From USC and the evapotranspiration cools locally department:
Hidden, local climate impacts of drought-friendly vegetation
New research by USC Viterbi researchers explores the climate impact of drought vegetation efforts
To address the recent drought in California, policymakers have created incentives for homeowners to replace existing lawns with drought tolerant vegetation. However, new research from George Ban-Weiss, an assistant professor in the Astani Department of Civil and Environmental Engineering at the USC Viterbi School of Engineering, has found that these efforts might have some hidden consequences on local climate.
Ban-Weiss and post-doctoral scholar Pouya Vahmani used a model of the Los Angeles basin to investigate the climate impacts of widespread adoption of drought tolerant vegetation. Their findings, put forth in the article “Climatic Consequences of Adopting Drought Tolerant Vegetation over Los Angeles as a Response to the California Drought” in the journal Geophysical Research Letters, indicate that in fact, if all lawns were replaced with drought tolerant vegetation, that Angelenos could expect an average daytime warming of 1.3 degrees Fahrenheit due largely to decreased evaporative cooling, as irrigation is stopped. For the hottest regions of the Los Angeles basin, such as the inland empire and San Fernando valley, the researchers predict a daytime increase in temperature of 3.4 degrees Fahrenheit. Such temperature increases could exacerbate heatwaves, increase photochemical smog production, and increase air conditioning energy use.
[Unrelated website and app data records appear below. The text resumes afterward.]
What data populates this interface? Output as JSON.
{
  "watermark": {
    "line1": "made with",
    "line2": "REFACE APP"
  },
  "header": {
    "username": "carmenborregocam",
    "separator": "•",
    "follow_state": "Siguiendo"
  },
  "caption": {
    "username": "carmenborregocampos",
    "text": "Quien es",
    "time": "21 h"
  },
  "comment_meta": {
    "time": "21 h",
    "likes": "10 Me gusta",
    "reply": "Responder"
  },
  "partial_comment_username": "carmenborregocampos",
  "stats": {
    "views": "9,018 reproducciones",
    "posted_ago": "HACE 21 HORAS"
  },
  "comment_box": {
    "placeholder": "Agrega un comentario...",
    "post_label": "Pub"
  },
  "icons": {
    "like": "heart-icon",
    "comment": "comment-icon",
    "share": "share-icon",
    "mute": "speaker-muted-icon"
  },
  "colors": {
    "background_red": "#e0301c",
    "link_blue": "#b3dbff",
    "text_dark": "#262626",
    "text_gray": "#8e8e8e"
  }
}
However, one effect of widespread planting of drought tolerant vegetation– which the researchers believe could counteract these higher daytime temperatures– is an even greater decrease in nighttime temperatures. The researchers forecast that the average nighttime temperature decrease could be as much as 6 degrees Fahrenheit. Lower nighttime temperatures are important for preventing adverse human health consequences like heat stroke or even death during heat waves, says Ban-Weiss. People, especially vulnerable populations like the elderly, need temperatures to reduce sufficiently at night to allow their bodies to recover from high daytime temperatures and prevent heat-related illness.
“Our interest in this topic was initially piqued because we hypothesized that the reductions in irrigation associated with adopting drought-tolerant vegetation would cause temperature increases,” says Ban-Weiss. “We were surprised to find the reduced temperature signal at nighttime. But this actually has a simple physical explanation, since reducing soil moisture decreases upward heat fluxes from the sub-surface to the surface at night, subsequently reducing surface temperatures.”
“Our research highlights how water and climate are intimately coupled,” says Ban-Weiss. “You can’t change one without effecting the other.”